Ah, the potpourri of junk -- scratch that -- "good reads" that are thrust upon me when I log on to my computer every morning, courtesy of my AOL homepage. (Yeah, yeah, there are other homepages. But I gotta keep in touch with the pop culture ... )

Being a first-born child (of a first-born child), I was compelled to click on this link:

First-Born Kids Become CEO Material, courtesy of America's favorite McNewspaper.

Seems innocuous enough, at first glance. But they always do, don't they?

Sure, they mention a token female CEO in the first paragraph of the first page as part of the formulaic political correctness protocol, but the remainder of the first page of the article cites only men. Men are the CEOs, and the experts on the CEOs.

The last paragraph of the first page is very telling -- it offers an exception to the first-born example, and how this exception, in part, occurred because of two older and nurturing siblings -- who happened to be sisters.

If you click on to the second page -- and those of us who work in media know many of you won't (which is why I keep referring to "first page, first page" ... so call me Rain Man if it makes you happy) -- they do mention two more females.

The McArticle surmises the findings of the study: "The domination of older children in business appears to have no gender or international boundaries."

To which I say phooey. It's kind of why I read USA Today now and then. I love saying "phooey." Or writing it, anyway. But that's beside the point. Which is where I often find myself before three cups of coffee ...

Take a look at the wiki page for a list of well-known CEOs and see how far you have to scroll down to find a female on that list ...


  1. phooey is one of my favorite words. it can mean anything i choose just by the tone of voice.

    me,i say, if they are going to have these inane studies, i'd rather know if those first borns(and i'm one) are happy in their lives no matter what they do for a living.

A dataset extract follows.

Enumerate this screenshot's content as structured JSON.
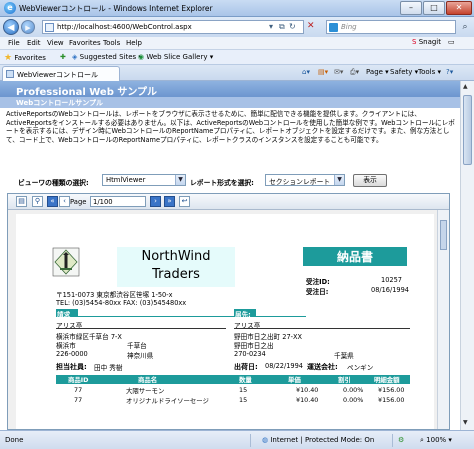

    and yep, i have AOL. i get a lot of grief about that but i like AOL better than the others i've seen.

    even if they do piss me off at times with connection issues. : )

  2. Hi Sherry -- I'm leaving for work here soon (as I continue to make edits to my post; the perils of being a blogger -- no editors!).

    The importance of being happy.

    I've read lots of studies (ugh), and one I thought that was not inane was about how Americans are more depressed and dissatisfied with their lives than ever, and a major contributor to this cultural funk is the gauging of their level of contentment on what they possess. So, the writing is on the wall, but many of us can't see it because we are preoccupied with what designer color we're going to paint over it and whether or not to wainscot.

    An additional question I'll pose here in the comments section that is especially timely: How could America possibly be ready for a female president?

    I hope my daughter lives to see the day.